Even some members of the local “upper class” have begun to look toward the rebels. The secretary of the republic’s Security Council, Ahmednabi Magdigadzhiev, admitted during a September 9 meeting of Dagestan’s Anti-Terrorist Commission that a son of the local leader in Gymry, a large town, had organized an armed group of nine men and joined “illegal armed formations” in neighboring Chechnya (Caucasus Times, September 9). According to Abdullah Musaev, spokesman for the Ministry of Internal Affairs, more then 15 local policemen were killed in Dagestan during the first three months of 2004, and this figure does not include Russian policemen and FSB officers (grani.ru, July 23). Skirmishes between the rebels and Russian special forces in the mountains near Makhachkala have become common. The last big fight took place in the outskirts of the capital on September 20 (RIA Novosti, September 20). The federal forces even had to use helicopters to destroy a guerrilla base near Tarki-Tau mountain (yufo.ru, September 20).

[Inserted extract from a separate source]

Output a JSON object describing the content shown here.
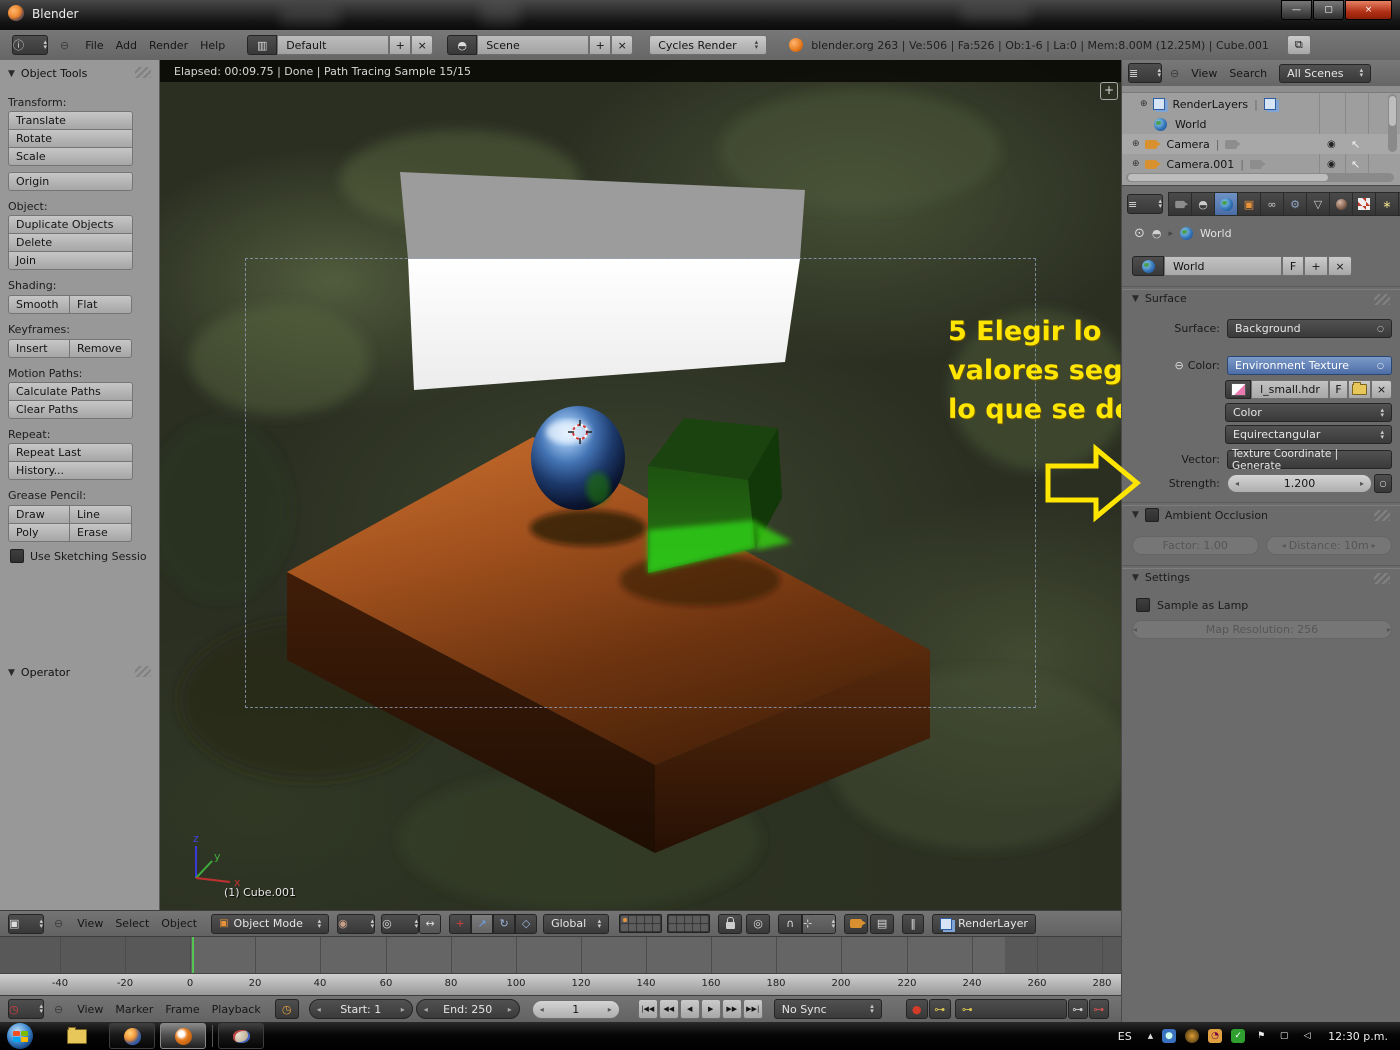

The Islamists of Dagestan are certainly a much more serious problem for the Kremlin than the conflict between Umakhanov and Magomedov, since Moscow is unable to influence the former. So any efforts to concentrate power in the hands of one person or one clan will hardly stop a Wahhabi uprising, but they could easily split the political forces loyal to Russia.